/---

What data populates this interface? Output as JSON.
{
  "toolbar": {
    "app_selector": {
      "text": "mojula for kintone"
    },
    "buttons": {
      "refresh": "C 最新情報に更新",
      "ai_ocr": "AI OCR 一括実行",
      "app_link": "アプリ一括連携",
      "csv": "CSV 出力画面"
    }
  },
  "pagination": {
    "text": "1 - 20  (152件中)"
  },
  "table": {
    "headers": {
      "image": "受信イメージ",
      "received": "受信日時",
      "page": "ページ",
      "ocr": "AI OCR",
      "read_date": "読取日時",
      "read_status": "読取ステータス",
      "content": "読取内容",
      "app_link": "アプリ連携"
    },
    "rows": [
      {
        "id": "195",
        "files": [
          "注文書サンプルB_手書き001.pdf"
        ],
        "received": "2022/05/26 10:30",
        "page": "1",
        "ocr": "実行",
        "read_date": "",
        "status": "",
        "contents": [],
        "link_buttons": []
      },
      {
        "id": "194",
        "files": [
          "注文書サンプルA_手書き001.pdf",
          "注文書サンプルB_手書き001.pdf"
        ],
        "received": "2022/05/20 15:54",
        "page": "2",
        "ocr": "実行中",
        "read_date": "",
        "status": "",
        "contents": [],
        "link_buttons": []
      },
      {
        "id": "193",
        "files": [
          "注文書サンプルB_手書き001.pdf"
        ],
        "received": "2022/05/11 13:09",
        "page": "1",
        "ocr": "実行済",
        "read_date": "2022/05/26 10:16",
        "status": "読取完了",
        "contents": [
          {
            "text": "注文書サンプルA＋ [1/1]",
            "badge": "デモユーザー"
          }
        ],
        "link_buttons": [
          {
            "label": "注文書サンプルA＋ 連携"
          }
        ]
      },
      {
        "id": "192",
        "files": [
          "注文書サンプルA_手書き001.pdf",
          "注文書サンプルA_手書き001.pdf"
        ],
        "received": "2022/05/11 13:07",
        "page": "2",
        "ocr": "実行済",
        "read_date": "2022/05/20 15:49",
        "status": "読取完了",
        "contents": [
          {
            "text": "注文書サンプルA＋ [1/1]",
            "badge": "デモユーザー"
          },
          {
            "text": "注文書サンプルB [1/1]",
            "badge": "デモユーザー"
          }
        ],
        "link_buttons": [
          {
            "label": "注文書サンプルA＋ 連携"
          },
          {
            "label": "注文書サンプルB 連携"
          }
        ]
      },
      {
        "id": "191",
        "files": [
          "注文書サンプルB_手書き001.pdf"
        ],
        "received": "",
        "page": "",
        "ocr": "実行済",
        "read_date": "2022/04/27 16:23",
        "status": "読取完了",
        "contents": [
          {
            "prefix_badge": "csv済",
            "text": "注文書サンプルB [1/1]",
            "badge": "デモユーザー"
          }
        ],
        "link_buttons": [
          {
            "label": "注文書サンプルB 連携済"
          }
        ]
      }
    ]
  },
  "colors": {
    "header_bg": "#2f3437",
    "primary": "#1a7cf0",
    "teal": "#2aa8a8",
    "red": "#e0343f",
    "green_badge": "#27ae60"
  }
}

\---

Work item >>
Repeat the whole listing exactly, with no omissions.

Written reply >>
What data populates this interface? Output as JSON.
{
  "toolbar": {
    "app_selector": {
      "text": "mojula for kintone"
    },
    "buttons": {
      "refresh": "C 最新情報に更新",
      "ai_ocr": "AI OCR 一括実行",
      "app_link": "アプリ一括連携",
      "csv": "CSV 出力画面"
    }
  },
  "pagination": {
    "text": "1 - 20  (152件中)"
  },
  "table": {
    "headers": {
      "image": "受信イメージ",
      "received": "受信日時",
      "page": "ページ",
      "ocr": "AI OCR",
      "read_date": "読取日時",
      "read_status": "読取ステータス",
      "content": "読取内容",
      "app_link": "アプリ連携"
    },
    "rows": [
      {
        "id": "195",
        "files": [
          "注文書サンプルB_手書き001.pdf"
        ],
        "received": "2022/05/26 10:30",
        "page": "1",
        "ocr": "実行",
        "read_date": "",
        "status": "",
        "contents": [],
        "link_buttons": []
      },
      {
        "id": "194",
        "files": [
          "注文書サンプルA_手書き001.pdf",
          "注文書サンプルB_手書き001.pdf"
        ],
        "received": "2022/05/20 15:54",
        "page": "2",
        "ocr": "実行中",
        "read_date": "",
        "status": "",
        "contents": [],
        "link_buttons": []
      },
      {
        "id": "193",
        "files": [
          "注文書サンプルB_手書き001.pdf"
        ],
        "received": "2022/05/11 13:09",
        "page": "1",
        "ocr": "実行済",
        "read_date": "2022/05/26 10:16",
        "status": "読取完了",
        "contents": [
          {
            "text": "注文書サンプルA＋ [1/1]",
            "badge": "デモユーザー"
          }
        ],
        "link_buttons": [
          {
            "label": "注文書サンプルA＋ 連携"
          }
        ]
      },
      {
        "id": "192",
        "files": [
          "注文書サンプルA_手書き001.pdf",
          "注文書サンプルA_手書き001.pdf"
        ],
        "received": "2022/05/11 13:07",
        "page": "2",
        "ocr": "実行済",
        "read_date": "2022/05/20 15:49",
        "status": "読取完了",
        "contents": [
          {
            "text": "注文書サンプルA＋ [1/1]",
            "badge": "デモユーザー"
          },
          {
            "text": "注文書サンプルB [1/1]",
            "badge": "デモユーザー"
          }
        ],
        "link_buttons": [
          {
            "label": "注文書サンプルA＋ 連携"
          },
          {
            "label": "注文書サンプルB 連携"
          }
        ]
      },
      {
        "id": "191",
        "files": [
          "注文書サンプルB_手書き001.pdf"
        ],
        "received": "",
        "page": "",
        "ocr": "実行済",
        "read_date": "2022/04/27 16:23",
        "status": "読取完了",
        "contents": [
          {
            "prefix_badge": "csv済",
            "text": "注文書サンプルB [1/1]",
            "badge": "デモユーザー"
          }
        ],
        "link_buttons": [
          {
            "label": "注文書サンプルB 連携済"
          }
        ]
      }
    ]
  },
  "colors": {
    "header_bg": "#2f3437",
    "primary": "#1a7cf0",
    "teal": "#2aa8a8",
    "red": "#e0343f",
    "green_badge": "#27ae60"
  }
}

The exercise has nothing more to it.